Almost all people are aware that chlorine is present in water sources due to the treatment process that is supposed to get rid of harmful chemicals and substances. However, there are also dangers posed by the element especially once it reaches high levels. Almost 1 million people become sick and die from waterborne diseases every year so careful considerations should be done quickly.
Chlorine is a chemical element described as a poisonous corrosive greenish-yellow gas which is 2 1/2 times heavier than air and has a suffocating odor. It belongs to the element group called halogens which combine with metals to form compounds known as halides. Chlorine is commercially produced by running an electric current through salt water. The process also creates hydrogen, free chlorine and sodium hydroxide. Compressing the gas changes chlorine into liquid which is then combined with drinking water and other sources to kill bacteria.
Chlorine in drinking water is the most widely used disinfectant in the United States for more than 6 decades. It is the primary drinking water disinfectant in the world but potential health problems have risen from studies by researchers which may stem from chemical by-products that arise from the water from chlorine use.
Chlorine reacts chemically with any organic matter in any body of water that it comes in contact with.

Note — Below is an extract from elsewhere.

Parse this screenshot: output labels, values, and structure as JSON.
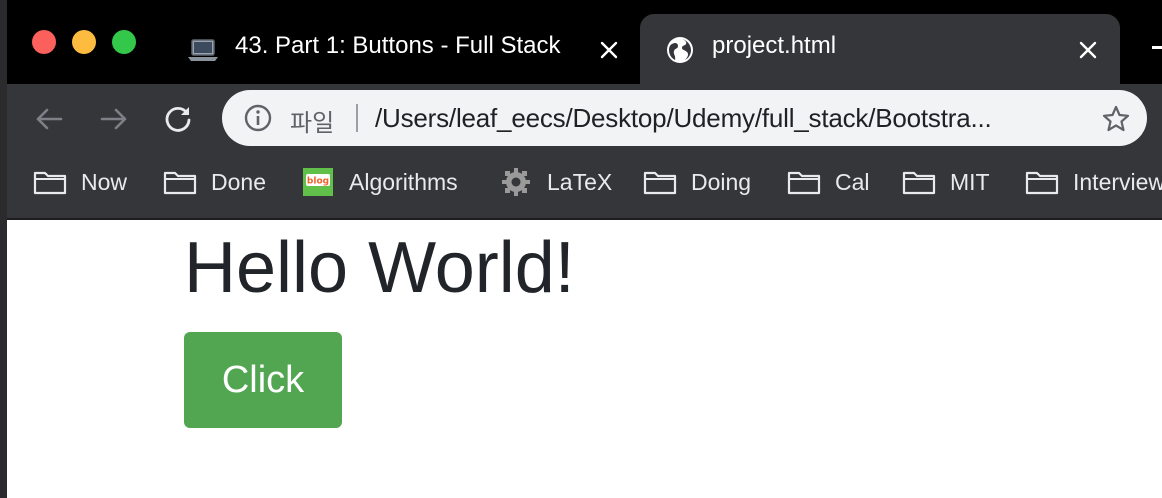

Natural waters always contain a number of organic matter and several by-products can then form such as THMs or trihalomethans like chloroform. Experts suggest that treatment of chlorine with ammonia results to ozonation which reduces the level of THMs in water. Chloramine is found to be beneficial when mixed with chlorine as it stops halomethane formation plus reduces the odor and taste that arise from formed chlorophenolic compounds. Chloramine in some cases is used as a substitute for chlorine but is not very effective against Giardia cysts and viruses.
The use of chlorine in drinking water focuses mainly on eliminating pathogens. However, it may also contribute to the development of cancer. The risks were associated with chemical contamination from by-products produced by chlorination. Microbial contamination may be evident but the reaction with organic matter in water also results to dangerous carcinogenic THMs or Trihalomethanes.
Water can be transformed into its purest form according to some experts but recent discoveries like drugs found in drinking water were not treated as well by chlorine. People constantly exposed to trace amounts of various drugs also increase their risk of developing cancer in the future. New technologies and developments were required to relieve the growing problem.
Chlorine should be measured at different points from the water supply to the tap. It is recommended that chlorine amounts only exist in dosages that provide enough disinfection that produces results. Some benefits would be reduction in corrosion and material deterioration since too much chlorine can damage stainless steel. Less chlorine is recommended for material compatibility. Humans and animals also benefit more at a maximum contaminant level of 4 ppm.
Chlorine in drinking water samples need to be tested immediately. Take samples from the proportioner outlet as well as the drain valve. Concentration can decrease quickly since chlorine in water is not stable. Factors like sunlight and other light sources can hasten chlorine reduction. Do not expose samples to agitation and excessive light and do not store samples to be analyzed later.
Peter Patterson specializes on water purification and writes for The Truth About Water Filters, a site that offers consumer guidance on cholorine in the drinking water and how you can have clean and safe water in your home.